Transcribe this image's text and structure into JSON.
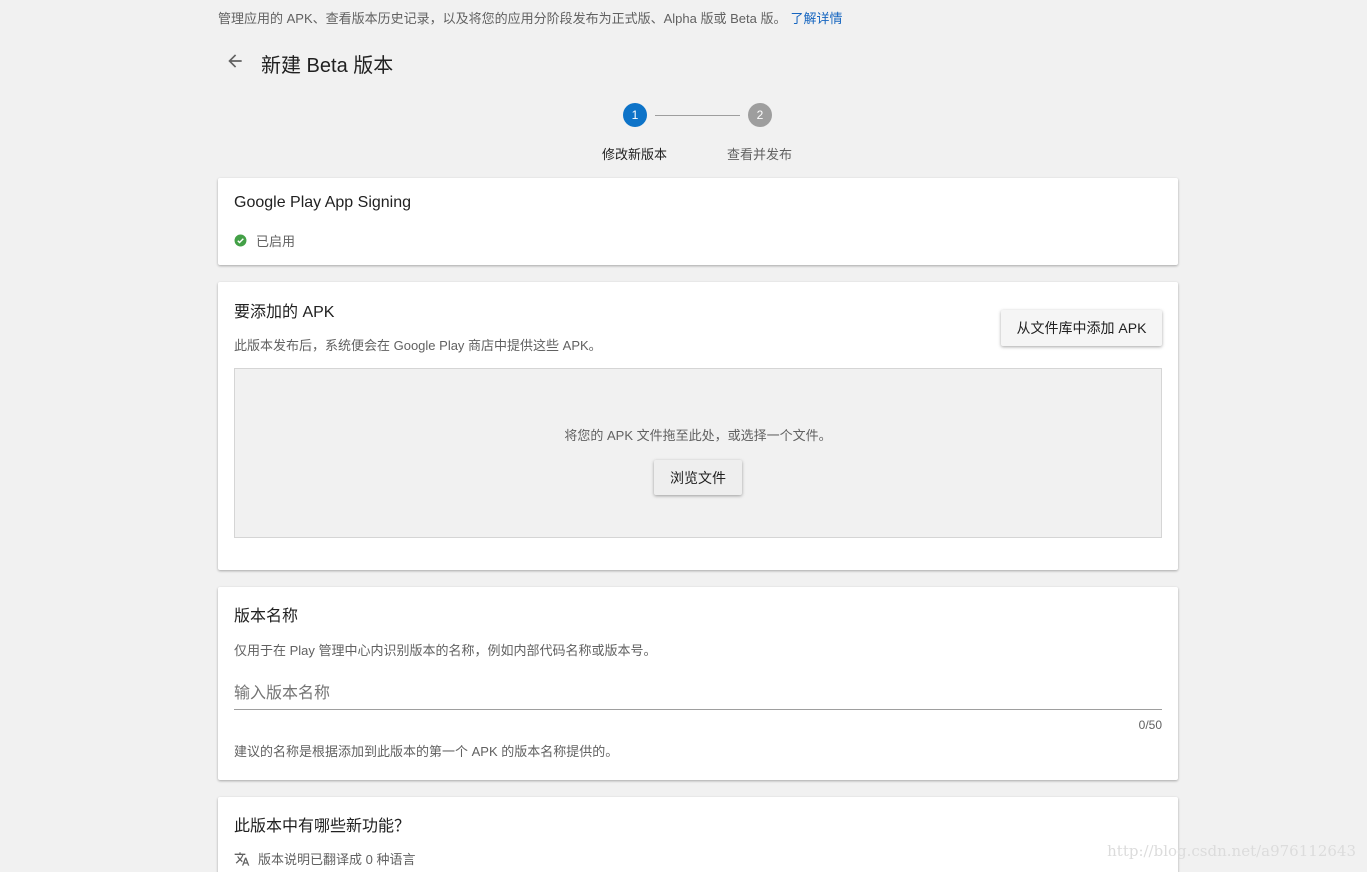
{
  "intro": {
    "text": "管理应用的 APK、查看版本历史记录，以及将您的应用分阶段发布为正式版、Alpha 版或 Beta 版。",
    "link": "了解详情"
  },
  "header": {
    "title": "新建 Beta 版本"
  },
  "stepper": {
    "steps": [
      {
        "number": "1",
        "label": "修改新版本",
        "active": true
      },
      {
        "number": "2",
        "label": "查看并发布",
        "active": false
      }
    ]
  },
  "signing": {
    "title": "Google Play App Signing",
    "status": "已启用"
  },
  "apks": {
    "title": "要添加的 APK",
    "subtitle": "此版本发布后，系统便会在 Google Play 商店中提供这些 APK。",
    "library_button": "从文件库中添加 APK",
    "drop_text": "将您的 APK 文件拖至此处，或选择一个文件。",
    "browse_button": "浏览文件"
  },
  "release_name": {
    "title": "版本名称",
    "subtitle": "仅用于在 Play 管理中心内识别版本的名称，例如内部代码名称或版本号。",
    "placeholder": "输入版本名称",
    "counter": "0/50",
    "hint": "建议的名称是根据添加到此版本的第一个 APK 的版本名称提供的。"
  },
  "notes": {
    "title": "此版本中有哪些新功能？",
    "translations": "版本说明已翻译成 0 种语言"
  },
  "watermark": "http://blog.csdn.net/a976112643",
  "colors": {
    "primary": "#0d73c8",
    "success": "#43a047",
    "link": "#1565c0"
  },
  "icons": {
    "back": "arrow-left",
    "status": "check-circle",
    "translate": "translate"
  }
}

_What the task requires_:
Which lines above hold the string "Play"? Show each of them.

_Answer_:
    "title": "Google Play App Signing",
    "subtitle": "此版本发布后，系统便会在 Google Play 商店中提供这些 APK。",
    "subtitle": "仅用于在 Play 管理中心内识别版本的名称，例如内部代码名称或版本号。",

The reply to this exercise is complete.